Three days ago, Americans were exposed to a crisis taking place on the other side of the world through the ever-growing momentum and influence of social media. Through the power of YouTube, Facebook and Twitter, the “Kony2012″ campaign has rallied human-rights activists and regular citizens alike in an effort to take down Ugandan warlord Joseph Kony and save the lives of thousands of children held captive by his rebel forces.

The now-infamous YouTube video, produced by Invisible Children Uganda (ICU), the controversial San Diego-based NGO has thus far garnered over 55 million views, shedding light on the criminal insurgency in Uganda committed by Kony and his Lord’s Resistance Army (LRA) that has spanned the past 25 years.

Among Kony’s wartime atrocities is the capture of 60,000 children, who were brutalized and turned into child soldiers for the LRA. The hostages were raped, taught to handle munitions and steal food; citizens were also subjected to acts of mutilation and entire civilian populations have been massacred.

“Nothing is more powerful than an idea whose time has come,” begins Invisible Children’s campaign video. Beginning its work in Uganda 2005, the Gulu-based organization employs about 100 Ugandan professionals who work “alongside four international staff members to implement and manage program activity on the ground,” according to ICU’s website,

ICU stresses in its 29-minute video that Facebook is the ideal grounds to raise awareness of the issue: “Right now, there are more people on Facebook than there were on the planet 200 years ago.” Jason Russell narrates, as both a father and champion for human rights. On behalf of ICU, he urges that we sign their pledge, donate to the cause, and join the “Army for Peace.” Ultimately, it is with Americans’ support and word-of-mouth that the group hopes to persuade the Obama Administration to find and capture Kony.

Since the video’s posting on March 5, their goal has proven effective on the social networking site, and then some. #StopKony became a prominent trend on Twitter, and Hollywood celebrities have emerged in support.

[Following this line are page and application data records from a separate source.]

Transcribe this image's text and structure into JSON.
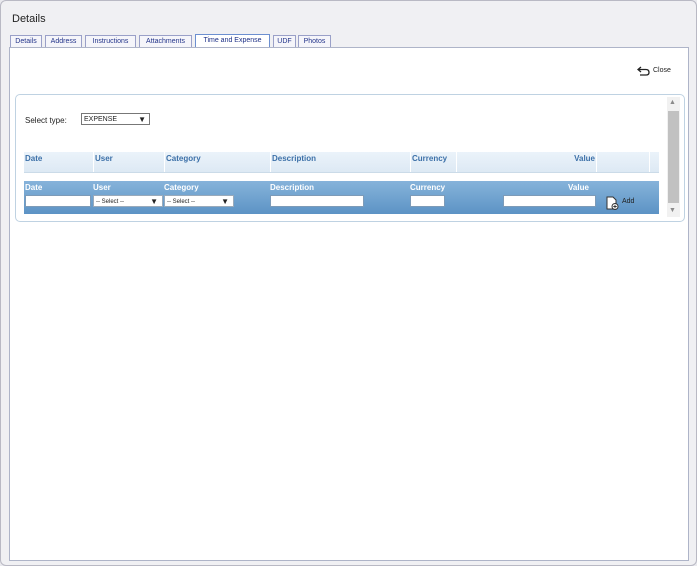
{
  "window": {
    "title": "Details"
  },
  "tabs": [
    {
      "label": "Details",
      "active": false
    },
    {
      "label": "Address",
      "active": false
    },
    {
      "label": "Instructions",
      "active": false
    },
    {
      "label": "Attachments",
      "active": false
    },
    {
      "label": "Time and Expense",
      "active": true
    },
    {
      "label": "UDF",
      "active": false
    },
    {
      "label": "Photos",
      "active": false
    }
  ],
  "toolbar": {
    "close_label": "Close"
  },
  "filter": {
    "select_type_label": "Select type:",
    "select_type_value": "EXPENSE"
  },
  "table": {
    "columns": [
      "Date",
      "User",
      "Category",
      "Description",
      "Currency",
      "Value"
    ],
    "rows": []
  },
  "form": {
    "labels": {
      "date": "Date",
      "user": "User",
      "category": "Category",
      "description": "Description",
      "currency": "Currency",
      "value": "Value"
    },
    "user_select": "-- Select --",
    "category_select": "-- Select --",
    "add_label": "Add"
  },
  "colors": {
    "header_text": "#3c70a8",
    "form_bar": "#6a9fcf",
    "tab_text": "#23348a"
  }
}
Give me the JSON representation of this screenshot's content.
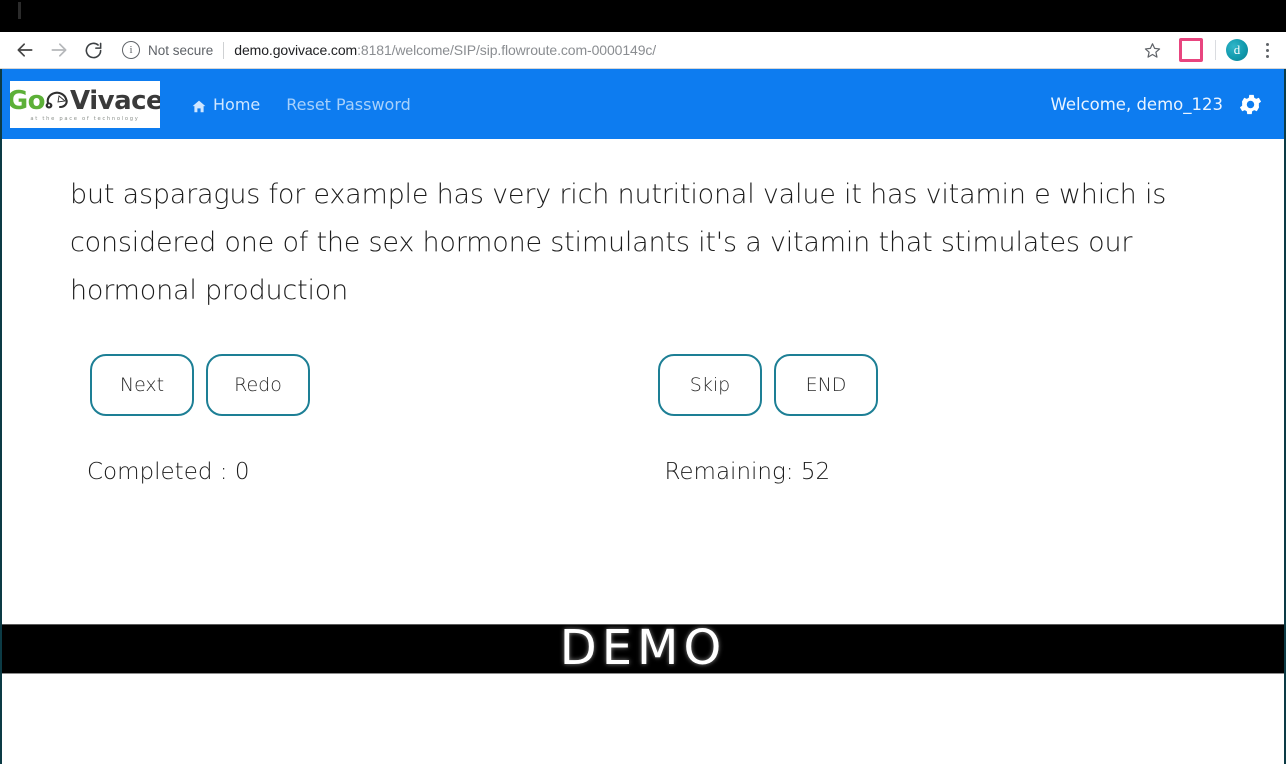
{
  "browser": {
    "back_icon": "back-arrow-icon",
    "forward_icon": "forward-arrow-icon",
    "reload_icon": "reload-icon",
    "info_glyph": "i",
    "security_label": "Not secure",
    "url_host": "demo.govivace.com",
    "url_path": ":8181/welcome/SIP/sip.flowroute.com-0000149c/",
    "url_full": "demo.govivace.com:8181/welcome/SIP/sip.flowroute.com-0000149c/",
    "star_icon": "bookmark-star-icon",
    "extension_icon": "extension-icon",
    "extension_color": "#e8457f",
    "avatar_initial": "d",
    "avatar_color": "#119aad",
    "menu_icon": "three-dot-menu-icon"
  },
  "appbar": {
    "brand_color": "#0d7cf0",
    "logo": {
      "go": "Go",
      "vivace": "Vivace",
      "tagline": "at the pace of technology",
      "go_color": "#5cb037",
      "vivace_color": "#3a3a3a"
    },
    "nav": [
      {
        "label": "Home",
        "icon": "home-icon"
      },
      {
        "label": "Reset Password",
        "icon": ""
      }
    ],
    "welcome": "Welcome, demo_123",
    "gear_icon": "gear-icon"
  },
  "main": {
    "transcript": "but asparagus for example has very rich nutritional value it has vitamin e which is considered one of the sex hormone stimulants it's a vitamin that stimulates our hormonal production",
    "buttons": {
      "next": "Next",
      "redo": "Redo",
      "skip": "Skip",
      "end": "END"
    },
    "button_border_color": "#1d7f95",
    "status": {
      "completed": "Completed : 0",
      "remaining": "Remaining: 52"
    }
  },
  "watermark": {
    "text": "DEMO"
  }
}
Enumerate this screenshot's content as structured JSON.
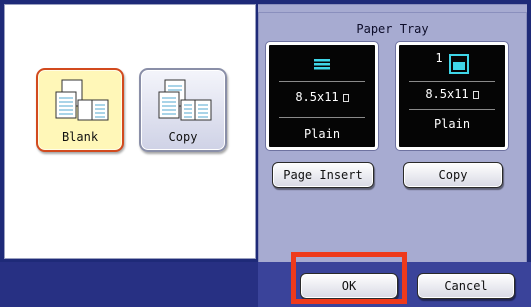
{
  "options": [
    {
      "label": "Blank",
      "selected": true
    },
    {
      "label": "Copy",
      "selected": false
    }
  ],
  "paper_tray": {
    "heading": "Paper Tray",
    "trays": [
      {
        "tray_number": "",
        "size": "8.5x11",
        "type": "Plain"
      },
      {
        "tray_number": "1",
        "size": "8.5x11",
        "type": "Plain"
      }
    ],
    "page_insert_label": "Page Insert",
    "copy_label": "Copy"
  },
  "footer": {
    "ok_label": "OK",
    "cancel_label": "Cancel"
  },
  "colors": {
    "screen_bg": "#1e2a78",
    "tray_panel": "#a7abd1",
    "selected_fill": "#fff7b8",
    "selected_border": "#d24a1e",
    "highlight": "#ee3a1c",
    "tray_icon": "#3fd6e8"
  }
}
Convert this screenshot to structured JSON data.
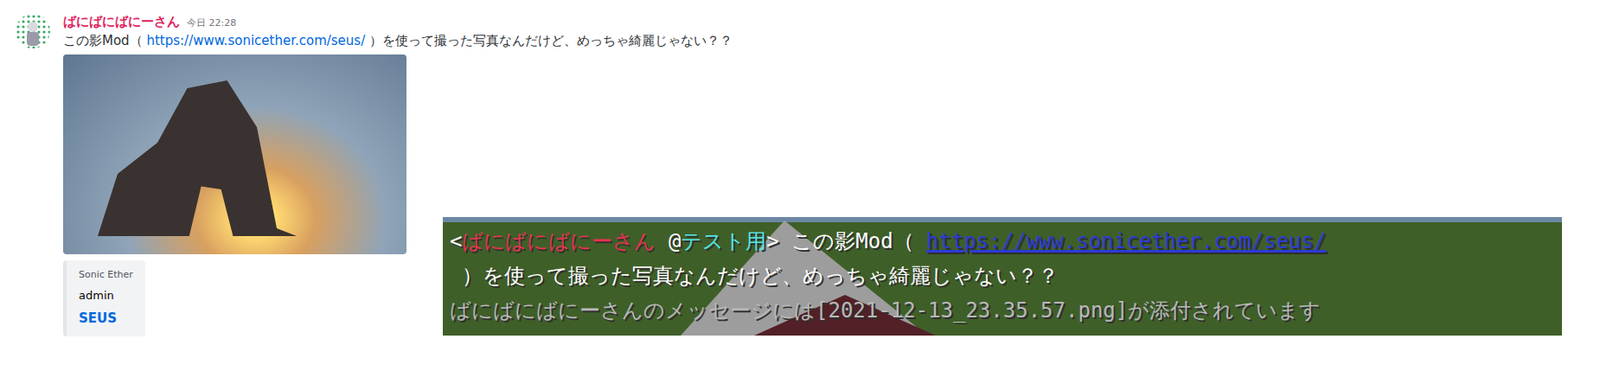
{
  "discord_message": {
    "author": "ばにばにばにーさん",
    "time": "今日 22:28",
    "text_before": "この影Mod（ ",
    "link": "https://www.sonicether.com/seus/",
    "text_after": " ）を使って撮った写真なんだけど、めっちゃ綺麗じゃない？？",
    "embed": {
      "provider": "Sonic Ether",
      "author": "admin",
      "title": "SEUS"
    }
  },
  "game_chat": {
    "lines": [
      {
        "segments": [
          {
            "text": "<",
            "kind": "text",
            "color": "#ffffff"
          },
          {
            "text": "ばにばにばにーさん",
            "kind": "text",
            "color": "#e8324f"
          },
          {
            "text": " @",
            "kind": "text",
            "color": "#ffffff"
          },
          {
            "text": "テスト用",
            "kind": "text",
            "color": "#55e6e6"
          },
          {
            "text": "> この影Mod（ ",
            "kind": "text",
            "color": "#ffffff"
          },
          {
            "text": "https://www.sonicether.com/seus/",
            "kind": "link",
            "color": "#2b3bd6"
          }
        ]
      },
      {
        "segments": [
          {
            "text": " ）を使って撮った写真なんだけど、めっちゃ綺麗じゃない？？",
            "kind": "text",
            "color": "#ffffff"
          }
        ]
      },
      {
        "segments": [
          {
            "text": "ばにばにばにーさんのメッセージには[2021-12-13_23.35.57.png]が添付されています",
            "kind": "text",
            "color": "#b8b8b8"
          }
        ]
      }
    ]
  }
}
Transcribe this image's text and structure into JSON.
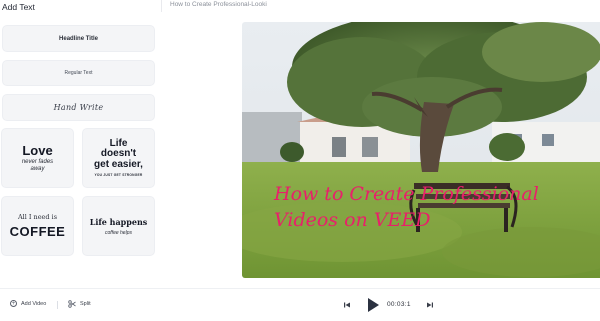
{
  "left_panel": {
    "title": "Add Text",
    "presets": {
      "headline": "Headline Title",
      "regular": "Regular Text",
      "hand": "Hand Write",
      "love": {
        "main": "Love",
        "sub1": "never fades",
        "sub2": "away"
      },
      "life1": {
        "line1": "Life",
        "line2": "doesn't",
        "line3": "get easier,",
        "sub": "YOU JUST GET STRONGER"
      },
      "coffee": {
        "top": "All I need is",
        "main": "COFFEE"
      },
      "life2": {
        "main": "Life happens",
        "sub": "coffee helps"
      }
    }
  },
  "header": {
    "project_title": "How to Create Professional-Looki"
  },
  "video": {
    "overlay_line1": "How to Create Professional",
    "overlay_line2": "Videos on VEED",
    "overlay_color": "#e8206a"
  },
  "bottom_bar": {
    "add_video_label": "Add Video",
    "split_label": "Split",
    "timecode": "00:03:1"
  }
}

But with this support comes wariness on the part of critics who deem “KONY 2012” a mere phase, and warns against ICU’s true intentions. According to The Daily What’s website, Invisible Children, Inc. “is an extremely shady nonprofit that has been called ‘misleading,’ ‘naive,’ and ‘dangerous’ by a Yale political science professor, and has been accused by Foreign Affairs of ‘manipulat[ing] facts for strategic purposes.’” The site goes on to state that where the ICU’s charitable funds go has been held questionable and are gleaned through the strategy of “well-engineered emotional blackmail.”

The success of the campaign has also drawn backlash from scholars who study Africa, and Africans themselves. As much as social media sites have helped boost ICU’s cause, they have riled up impassioned protest against it in equal measure. The Canadian newspaper The Globe And Mail points out that neither the executive staff or the board of directors of the group includes any Africans, and it cites Ugandan blogger TMS Ruge as employing Twitter to spread the notion that the activists are “selling a pack of lies to unaware youth to raise money for themselves.”

Bloggers have likewise expressed their distrust of ICU, feeling as though it’s inconsistent with its message. While the cause claims to focus on Uganda, it remains that LRA was pushed out of Uganda several years ago. It has also been noted that despite the Ugandan army’s implications in human-rights abuses, the group backs U.S. government support for the ravaged country’s militia.

The United States has yet to officially recognize the ICC’s legitimacy, and the do-good campaign continues to raise suspicion. However, what many critics can agree on is that the viral video has raised social consciousness throughout the country—especially among youths—regarding the tumultuous current events that exist beyond their immediate surroundings, and that it would be difficult to argue against Kony’s liability for the lives and welfare of his fellow citizens.

Kony was placed at the top of the International Criminal Court’s most wanted list in 2005, indicted on 33 counts including war crimes and crimes against humanity. Uganda’s Gulu-town has one of the highest rates of HIV/AIDS and Hepatitis. Known as a spiritual leader and healer among the Acholi people, he formed the Lord’s Resistance Army on the basis of his version of the Ten Commandments, and brutal punishments in the form of mutilation were enforced on those whom he suspected of disloyalty, according to CNN.

On Thursday, President Obama came out in support of the campaign. In 2009, a campaign by Invisible Children helped bring a bill to support stabilization and peace in Uganda and areas affected by the LRA into law, and the president has reaffirmed support of that bill.

At a news conference, White House Press Secretary Jay Carney said the president congratulates the   “hundreds of thousands of Americans who have mobilized to this unique crisis of conscience.”

Carney stated, “I think this viral video that you mentioned is part of that response, raising awareness about the horrific activities of the LRA, and consistent with the bipartisan legislation passed by our congress in 2010 the United States continues to pursue a comprehensive multi-faceted strategy to help the governments and people of Central Africa in their efforts to end the threat posed by the LRA and reduce the human consequences of the LRA’s atrocities.”

—Charissa Che